What is needed — Check each line of the records below for the word "formats" and give the number of lines that have it, with nothing added.

Information provided —
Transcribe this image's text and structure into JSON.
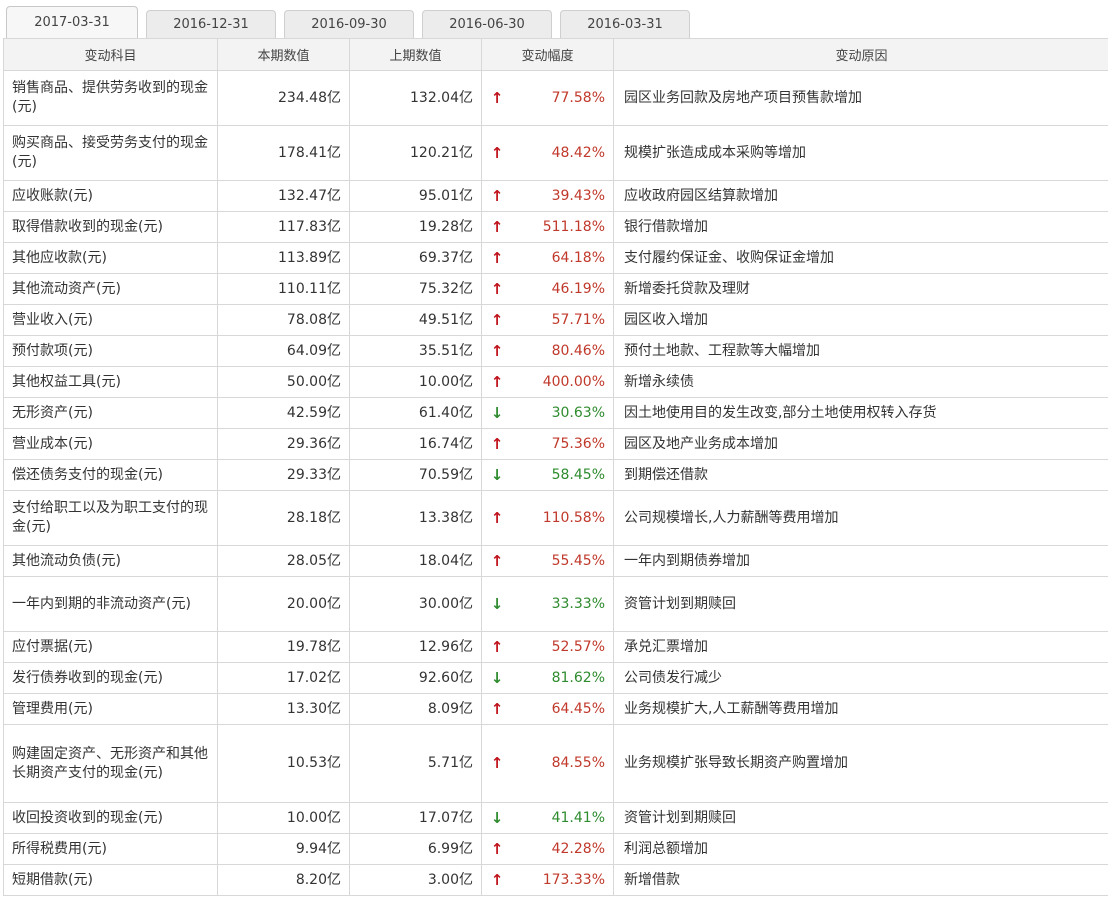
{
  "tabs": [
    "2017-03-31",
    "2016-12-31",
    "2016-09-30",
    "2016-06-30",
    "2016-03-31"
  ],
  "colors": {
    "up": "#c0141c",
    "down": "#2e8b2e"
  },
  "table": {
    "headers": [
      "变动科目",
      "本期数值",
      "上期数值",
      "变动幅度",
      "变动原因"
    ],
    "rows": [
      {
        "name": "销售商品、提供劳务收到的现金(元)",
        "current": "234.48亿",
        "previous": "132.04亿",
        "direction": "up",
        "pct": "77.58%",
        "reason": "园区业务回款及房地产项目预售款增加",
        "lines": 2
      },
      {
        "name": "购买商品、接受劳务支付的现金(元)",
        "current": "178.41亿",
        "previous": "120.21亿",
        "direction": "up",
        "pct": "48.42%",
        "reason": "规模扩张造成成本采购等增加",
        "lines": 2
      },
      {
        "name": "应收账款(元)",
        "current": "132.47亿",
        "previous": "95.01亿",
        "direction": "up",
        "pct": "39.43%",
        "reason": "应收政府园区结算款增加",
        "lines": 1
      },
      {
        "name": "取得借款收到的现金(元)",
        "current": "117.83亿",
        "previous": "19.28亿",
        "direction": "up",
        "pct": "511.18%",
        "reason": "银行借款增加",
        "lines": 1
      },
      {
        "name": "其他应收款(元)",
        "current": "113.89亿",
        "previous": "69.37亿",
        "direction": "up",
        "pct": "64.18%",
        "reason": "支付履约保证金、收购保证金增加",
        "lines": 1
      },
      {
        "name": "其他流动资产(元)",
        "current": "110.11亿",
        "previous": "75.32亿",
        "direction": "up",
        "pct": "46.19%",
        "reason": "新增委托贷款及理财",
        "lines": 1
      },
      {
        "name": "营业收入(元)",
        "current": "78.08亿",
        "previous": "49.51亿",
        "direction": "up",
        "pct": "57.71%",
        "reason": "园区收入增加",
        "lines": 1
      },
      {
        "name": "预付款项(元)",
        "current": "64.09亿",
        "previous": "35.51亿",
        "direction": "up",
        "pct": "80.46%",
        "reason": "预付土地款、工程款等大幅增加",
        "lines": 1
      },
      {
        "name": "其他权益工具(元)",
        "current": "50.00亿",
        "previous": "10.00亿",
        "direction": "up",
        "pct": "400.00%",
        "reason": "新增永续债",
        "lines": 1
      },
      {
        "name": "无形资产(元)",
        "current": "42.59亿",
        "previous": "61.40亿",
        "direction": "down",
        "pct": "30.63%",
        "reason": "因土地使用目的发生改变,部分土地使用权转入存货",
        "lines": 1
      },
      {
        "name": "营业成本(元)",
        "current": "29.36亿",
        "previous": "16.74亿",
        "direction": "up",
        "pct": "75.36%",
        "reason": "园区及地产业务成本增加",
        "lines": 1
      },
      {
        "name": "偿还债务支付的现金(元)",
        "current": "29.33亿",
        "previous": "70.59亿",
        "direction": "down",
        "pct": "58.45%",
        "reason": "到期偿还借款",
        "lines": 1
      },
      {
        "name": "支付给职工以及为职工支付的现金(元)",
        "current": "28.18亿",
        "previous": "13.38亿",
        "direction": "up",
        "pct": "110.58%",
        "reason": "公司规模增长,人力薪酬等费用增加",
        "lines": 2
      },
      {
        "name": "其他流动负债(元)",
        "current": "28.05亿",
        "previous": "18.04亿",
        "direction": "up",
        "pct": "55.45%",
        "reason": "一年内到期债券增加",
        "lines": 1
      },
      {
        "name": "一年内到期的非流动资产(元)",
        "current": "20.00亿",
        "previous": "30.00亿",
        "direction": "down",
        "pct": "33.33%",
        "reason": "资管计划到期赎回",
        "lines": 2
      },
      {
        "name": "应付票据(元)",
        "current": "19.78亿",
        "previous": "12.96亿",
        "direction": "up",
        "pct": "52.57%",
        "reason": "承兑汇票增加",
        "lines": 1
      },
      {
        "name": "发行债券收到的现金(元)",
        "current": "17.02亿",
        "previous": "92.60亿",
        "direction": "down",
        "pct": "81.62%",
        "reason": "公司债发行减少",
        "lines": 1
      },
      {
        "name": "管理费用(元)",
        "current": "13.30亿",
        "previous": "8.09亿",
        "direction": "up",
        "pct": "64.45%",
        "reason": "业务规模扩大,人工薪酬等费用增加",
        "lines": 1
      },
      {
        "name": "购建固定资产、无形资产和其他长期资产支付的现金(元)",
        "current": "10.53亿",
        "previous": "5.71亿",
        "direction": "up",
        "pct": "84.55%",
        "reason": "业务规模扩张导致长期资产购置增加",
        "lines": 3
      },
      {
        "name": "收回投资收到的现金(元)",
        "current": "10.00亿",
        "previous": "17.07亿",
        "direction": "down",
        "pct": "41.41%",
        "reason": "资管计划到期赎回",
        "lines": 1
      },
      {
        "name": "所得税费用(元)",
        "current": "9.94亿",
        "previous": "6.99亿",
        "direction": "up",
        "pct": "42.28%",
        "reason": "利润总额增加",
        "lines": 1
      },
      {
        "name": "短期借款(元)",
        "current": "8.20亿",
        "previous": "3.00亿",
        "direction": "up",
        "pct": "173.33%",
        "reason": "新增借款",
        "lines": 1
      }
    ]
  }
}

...

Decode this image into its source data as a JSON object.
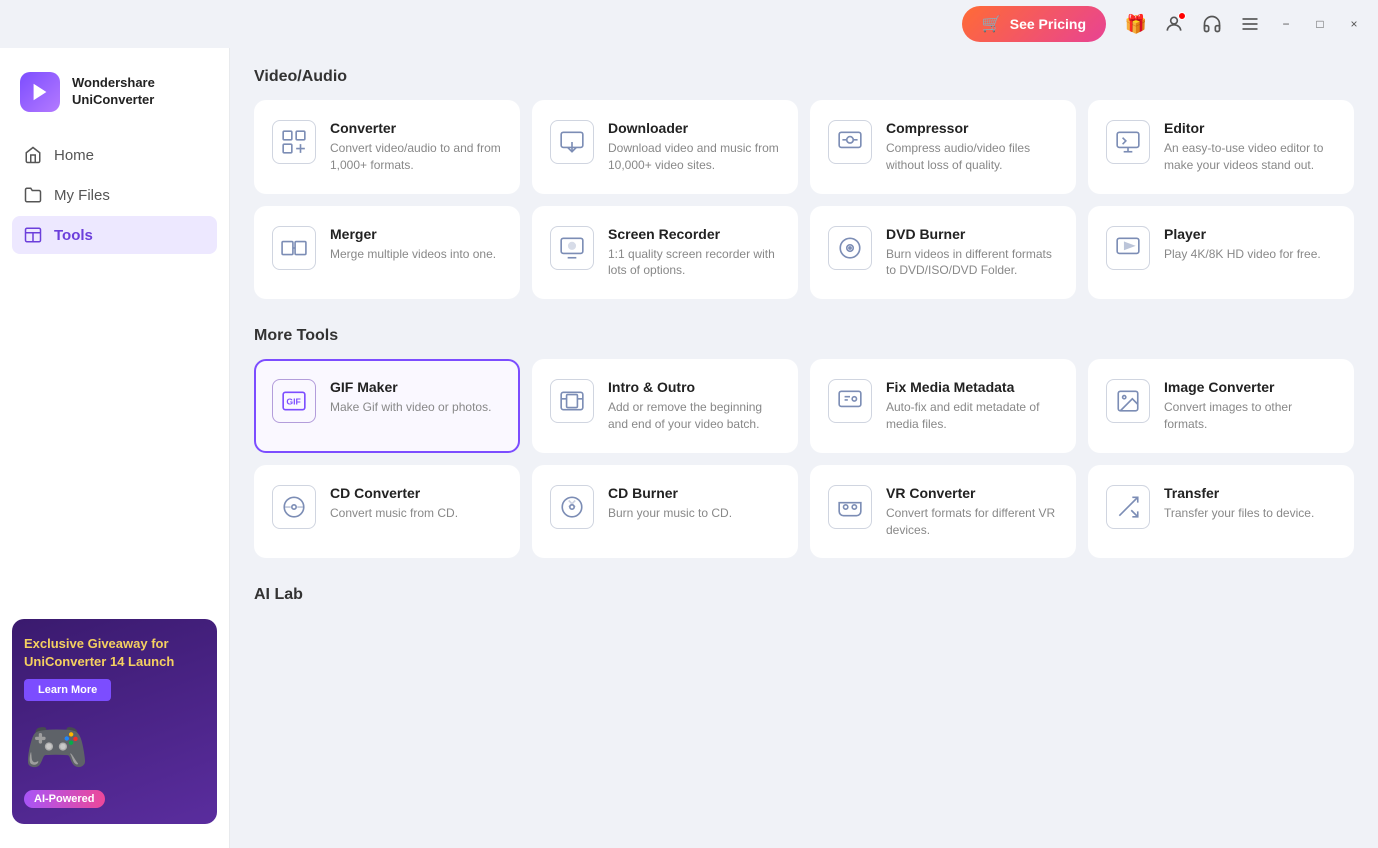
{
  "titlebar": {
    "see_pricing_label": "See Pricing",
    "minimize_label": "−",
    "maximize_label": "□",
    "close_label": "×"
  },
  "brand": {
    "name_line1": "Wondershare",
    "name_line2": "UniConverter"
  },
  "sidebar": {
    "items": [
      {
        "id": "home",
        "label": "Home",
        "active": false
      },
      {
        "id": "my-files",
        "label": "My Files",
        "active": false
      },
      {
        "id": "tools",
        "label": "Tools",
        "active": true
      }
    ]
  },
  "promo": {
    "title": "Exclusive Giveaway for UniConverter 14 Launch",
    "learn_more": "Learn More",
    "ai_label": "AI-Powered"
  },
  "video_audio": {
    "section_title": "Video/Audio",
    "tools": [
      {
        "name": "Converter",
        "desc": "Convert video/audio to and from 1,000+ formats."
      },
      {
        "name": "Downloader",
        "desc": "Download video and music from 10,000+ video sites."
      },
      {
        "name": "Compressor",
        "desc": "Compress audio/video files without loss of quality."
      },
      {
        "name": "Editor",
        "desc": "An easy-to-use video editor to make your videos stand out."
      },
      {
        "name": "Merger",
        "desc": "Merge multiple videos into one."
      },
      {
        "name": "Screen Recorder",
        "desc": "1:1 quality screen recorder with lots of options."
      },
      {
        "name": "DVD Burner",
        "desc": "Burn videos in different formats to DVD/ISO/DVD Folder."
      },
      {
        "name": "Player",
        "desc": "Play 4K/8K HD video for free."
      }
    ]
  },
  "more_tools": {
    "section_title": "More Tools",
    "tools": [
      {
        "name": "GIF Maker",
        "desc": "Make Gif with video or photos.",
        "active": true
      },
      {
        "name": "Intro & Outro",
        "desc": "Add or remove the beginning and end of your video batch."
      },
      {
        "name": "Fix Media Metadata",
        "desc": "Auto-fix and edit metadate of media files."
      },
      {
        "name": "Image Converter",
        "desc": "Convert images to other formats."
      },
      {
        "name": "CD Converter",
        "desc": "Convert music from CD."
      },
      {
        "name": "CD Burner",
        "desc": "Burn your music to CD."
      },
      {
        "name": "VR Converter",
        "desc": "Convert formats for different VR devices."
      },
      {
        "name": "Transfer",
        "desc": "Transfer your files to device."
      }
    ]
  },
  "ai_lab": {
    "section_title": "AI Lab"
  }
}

Result of this exercise — 4